Debt Settlement

For many who want to avoid filing for bankruptcy or don't qualify for bankruptcy, debt settlement offers a viable solution. A lawyer may be able to negotiate with creditors to accept less than the outstanding balance (settle), to lower interest payments or to extend the time in which to pay. This is typically done by the client paying monthly into a specialized trust account that will allow the availability of funds when the settlement agreement is reached with each individual creditor. Although a large portion of the total amount owed is paid to the creditors (typically in the range of 25 to 40 percent), bankruptcy can be avoided and the payments are much lower than the standard minimum currently owed. Debt settlement is mainly for those who either can't file bankruptcy because they don't qualify or their employer prohibits them from filing (i.e., security guard at a casino).

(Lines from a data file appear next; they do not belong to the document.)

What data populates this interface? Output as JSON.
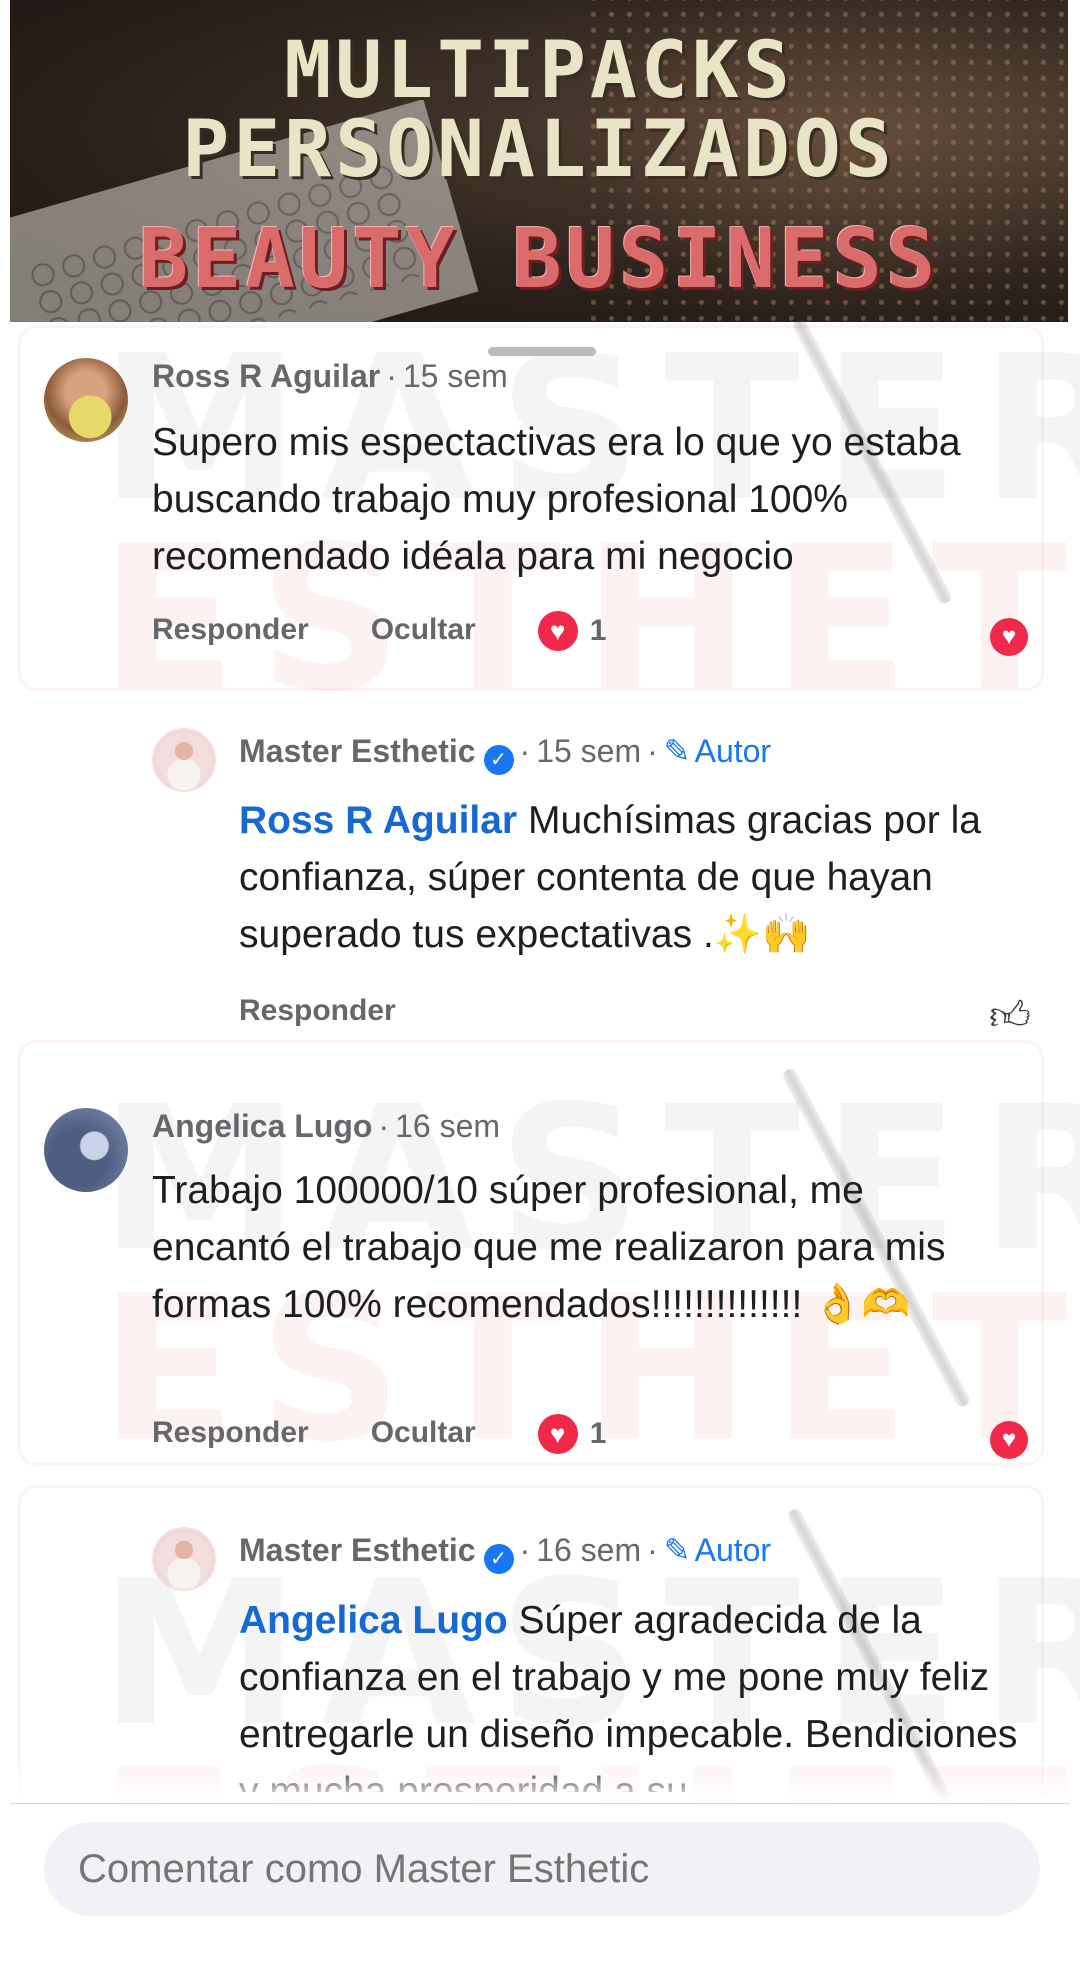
{
  "banner": {
    "line1": "MULTIPACKS",
    "line2": "PERSONALIZADOS",
    "line3": "BEAUTY BUSINESS"
  },
  "watermark": {
    "line1": "MASTER",
    "line2": "ESTHETIC"
  },
  "comments": [
    {
      "author": "Ross R Aguilar",
      "time": "15 sem",
      "text": "Supero mis espectactivas era lo que yo estaba buscando trabajo muy profesional 100% recomendado idéala para mi negocio",
      "actions": {
        "reply": "Responder",
        "hide": "Ocultar"
      },
      "reaction_icon": "heart-icon",
      "reaction_count": "1"
    },
    {
      "author": "Master Esthetic",
      "verified": true,
      "time": "15 sem",
      "role": "Autor",
      "mention": "Ross R Aguilar",
      "text": "Muchísimas gracias por la confianza, súper contenta de que hayan superado tus expectativas .✨🙌",
      "actions": {
        "reply": "Responder"
      },
      "reaction_icon": "thumbs-up-icon"
    },
    {
      "author": "Angelica Lugo",
      "time": "16 sem",
      "text": "Trabajo 100000/10 súper profesional, me encantó el trabajo que me realizaron para mis formas 100% recomendados!!!!!!!!!!!!!! 👌🫶",
      "actions": {
        "reply": "Responder",
        "hide": "Ocultar"
      },
      "reaction_icon": "heart-icon",
      "reaction_count": "1"
    },
    {
      "author": "Master Esthetic",
      "verified": true,
      "time": "16 sem",
      "role": "Autor",
      "mention": "Angelica Lugo",
      "text": "Súper agradecida de la confianza en el trabajo y me pone muy feliz entregarle un diseño impecable. Bendiciones y mucha prosperidad a su"
    }
  ],
  "composer": {
    "placeholder": "Comentar como Master Esthetic"
  },
  "colors": {
    "accent": "#1877f2",
    "heart": "#f0284a",
    "mention": "#1668d2"
  }
}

Additionally, for-profit companies solicit debtors with advertisements touting elimination of credit card debt for mere fractions of what is owed. However, USA Today reports that these companies frequently charge upfront fees and advise consumers to stop paying their bills. If the consumer feels that the company has not served his or her best interests during the debt settlement process, he or she has little recourse against the company.

Loan Modification

Homeowners who are upside down on their mortgages may also wish to speak to an experienced debt-relief attorney to negotiate lower mortgage payments through a loan modification, or loan mod. A loan mod will typically reduce the interest rate charged on the home loan, which can greatly reduce mortgage payments. Loan mods almost always convert any nonfixed rate (ARM) loans into fixed rate loans, and they sometimes come with either a principal reduction or principal deferment due at the end of the loan.

Much has been said, both good and bad, about the loan modification process. While some try to blame the attorneys who represent their clients in receiving a loan mod, much of the blame lies with the lenders who are so overloaded with loan modification requests; the process has bogged down to taking several months or even a year or longer. This is one especially good reason to hire a professional loan modification attorney who has experience and know-how in negotiating the very best loan modification possible.

Short Sale

A short sale occurs when the bank agrees to accept less than the full balance of the loan and essentially forgive the difference, freeing homeowners to sell at lower prices. A short sale costs nothing to the debtor, as all fees are paid directly by the lender. The negotiations can sometimes even approve the debtor to receive funds through a cash-for-keys program. The goal of a short sale is to remove liability for any deficiency balance that results from taking the difference between the balance owed and the final sales price of the home. The lender releases the debtor from the mortgage, thereby preventing foreclosure.

Short sales are mainly for those who owe MUCH more than their home is worth and just want to be released from further liability to their home or mortgage balance. Another reason is if they were turned down for a loan mod. Unlike for-profit companies that offer similar services, an attorney who represents a client in debt settlement has a duty to work in the best interests of the client.

Summary

No matter the situation, the ultimate decision lies with the one facing the overpowering debt. By choosing an attorney who offers MULTIPLE options for relieving and removing that debt, consumers can start to reclaim their life again and stop worrying every time the phone rings or they check the mail.

Determining which debt reduction or elimination option involves careful consideration of all options. Speaking with a bankruptcy attorney about options empowers consumers to make educated decisions about their financial future.